Business Secretary Sajid Javid has ordered an investigation into the "abuse" of tipping in restaurants.
This follows reports that some restaurant chains are regularly holding back some or all of the tips meant for their staff.
The investigation will consider whether there should be a cap on the proportion of tips businesses can withhold.
Trade union Unite opposes this, however, saying it would be "impossible to enforce".
Mr Javid has ordered a formal call for evidence which will end in November.
The investigation will look at how tips left by customers are handled after recent reports found that a proportion of tips at some restaurants were being spent on administrative costs.
There is a voluntary code of practice but restaurants can adopt their own systems.
Unite officer Dave Turnbull said the union was pleased that "the government has woken up to this scandal" but an effective solution needed "careful consideration".
"Capping admin fees will simply legitimise the underhand practice of restaurants taking a slice of staff tips and be near enough impossible to enforce," he said.
"Rather than tinkering around the edges, Sajid Javid should be looking to scrap what is effectively a tax by restaurant bosses on money meant for the pockets of hardworking staff."
Mr Javid said the government wanted a "fair deal" on pay for working people and that this included "taking action on tipping abuse".

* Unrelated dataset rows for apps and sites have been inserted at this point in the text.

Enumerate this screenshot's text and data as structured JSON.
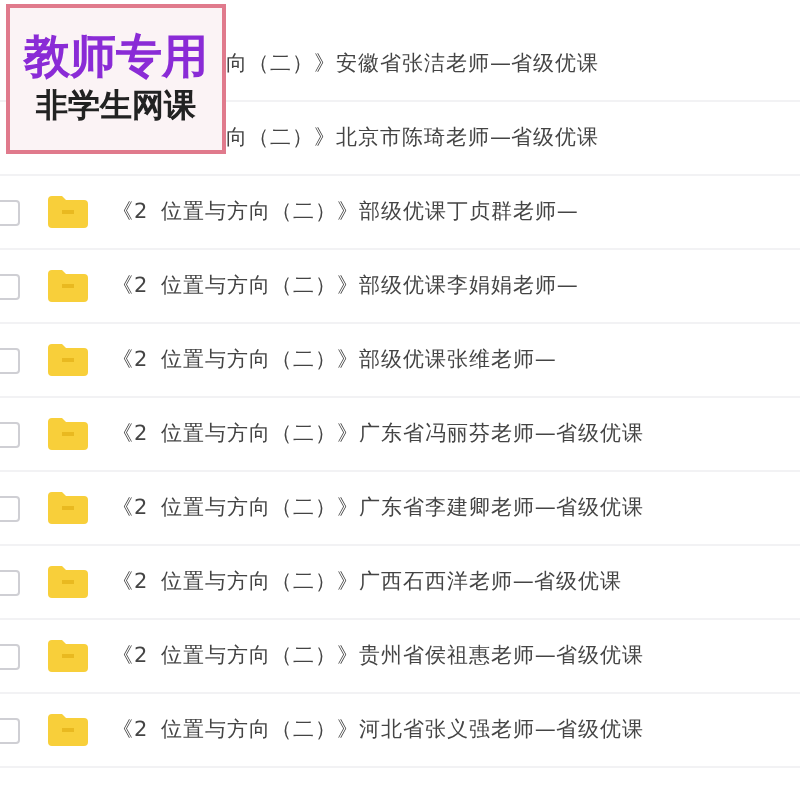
{
  "badge": {
    "title": "教师专用",
    "subtitle": "非学生网课"
  },
  "files": [
    {
      "kind": "partial",
      "name": "向（二）》安徽省张洁老师—省级优课"
    },
    {
      "kind": "partial",
      "name": "向（二）》北京市陈琦老师—省级优课"
    },
    {
      "kind": "full",
      "checked": false,
      "name": "《2  位置与方向（二）》部级优课丁贞群老师—"
    },
    {
      "kind": "full",
      "checked": false,
      "name": "《2  位置与方向（二）》部级优课李娟娟老师—"
    },
    {
      "kind": "full",
      "checked": false,
      "name": "《2  位置与方向（二）》部级优课张维老师—"
    },
    {
      "kind": "full",
      "checked": false,
      "name": "《2  位置与方向（二）》广东省冯丽芬老师—省级优课"
    },
    {
      "kind": "full",
      "checked": false,
      "name": "《2  位置与方向（二）》广东省李建卿老师—省级优课"
    },
    {
      "kind": "full",
      "checked": false,
      "name": "《2  位置与方向（二）》广西石西洋老师—省级优课"
    },
    {
      "kind": "full",
      "checked": false,
      "name": "《2  位置与方向（二）》贵州省侯祖惠老师—省级优课"
    },
    {
      "kind": "full",
      "checked": false,
      "name": "《2  位置与方向（二）》河北省张义强老师—省级优课"
    }
  ]
}
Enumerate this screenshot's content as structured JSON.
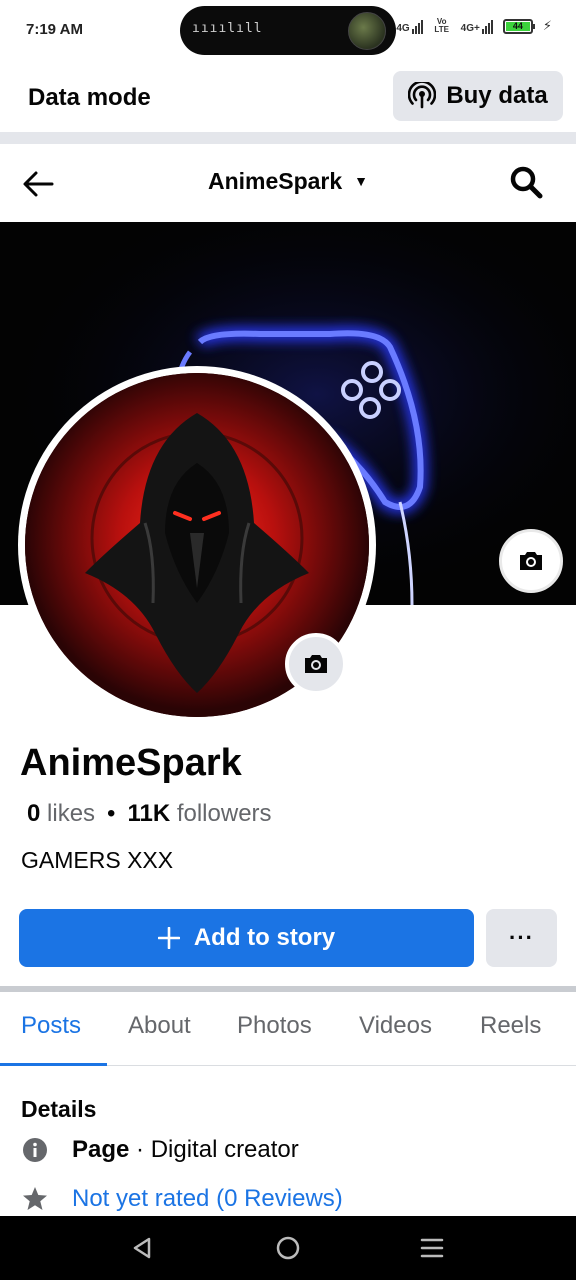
{
  "status_bar": {
    "time": "7:19 AM",
    "pill_indicator": "ıııılıll",
    "net1": "4G",
    "net2": "Vo LTE",
    "net3": "4G+",
    "battery": "44"
  },
  "data_mode": {
    "title": "Data mode",
    "buy_label": "Buy data"
  },
  "header": {
    "title": "AnimeSpark"
  },
  "profile": {
    "name": "AnimeSpark",
    "likes_count": "0",
    "likes_label": "likes",
    "followers_count": "11K",
    "followers_label": "followers",
    "bio": "GAMERS XXX"
  },
  "actions": {
    "add_story": "Add to story",
    "more": "···"
  },
  "tabs": [
    "Posts",
    "About",
    "Photos",
    "Videos",
    "Reels"
  ],
  "details": {
    "title": "Details",
    "page_label": "Page",
    "page_category": " · Digital creator",
    "rating": "Not yet rated (0 Reviews)"
  },
  "colors": {
    "accent": "#1b74e4",
    "neon": "#2b3bff"
  }
}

"I'm concerned about recent reports, suggesting some restaurants pocket tips for themselves. That's just not right," he said.
"I've ordered an immediate investigation to look at the evidence and consider the views of employees, customers and the industry to see how we can deal with the abuse of tipping."
Analysis by BBC business correspondent Joe Lynam
Restaurants have the highest corporate mortality rate.
They pop up and disappear from our high streets with daffodil-like regularity. That's because consumer tastes can change rapidly but also because profit margins are often very low.
Add in high rents and staff costs in Britain's largest cities and restaurants will say they need to maximise every source of income to stay afloat.
But consumers tend to side with waiting staff when it comes to tips. They assume staff will see most, if not all of them - especially if customers have been asked to pay an 'optional' service charge of at least 10% on their bill.
Adding tips to the existing code of practice among restaurants (which is voluntary anyway) may be the solution. But it may be tough to police.
Most waiting staff are either young or foreign - meaning they don't know the law and don't wish to upset their employers.
As part of the investigation information and views from the hospitality industry and other key stakeholders will be sought.
This will help the government decide if ministers need to intervene to strengthen the voluntary code of practice.
Ufi Ibrahim, chief executive of the British Hospitality Association, said the body "would welcome dialogue with the business secretary on the matter of tipping and the industry code of conduct."
Division of tips
Most chains use a "tronc" system, where all the tips are collected together and distributed evenly through the staff, usually with around 70% going to the waiters, and the rest given to kitchen and other workers.
There is no law regarding how a tronc is divided, however.
A spokesperson for Pizza Express said: "To cover the administrative costs of ensuring that the tronc system is managed correctly and fairly, a small administrative fee of 8% is levied. Under no circumstances does Pizza Express generate additional profit through the tronc."
Many high-street chains deduct fees from tips. These include: Ask (8%), Belgo (10%), Bella Italia (10%), Café Rouge (10%), Prezzo (10%), Strada (10%) and Zizzi (8%).
Recently Giraffe has scrapped its 10% admin fee on tips, joining chains like Restaurant Group, Carluccio's, Garfunkel's and Jamie Oliver's who do not deduct a fee.
Research from 2009 found that one in five restaurants did not pass tips to their staff, yet the vast majority of customers said they wanted waiting staff to receive the money left for them, the government said.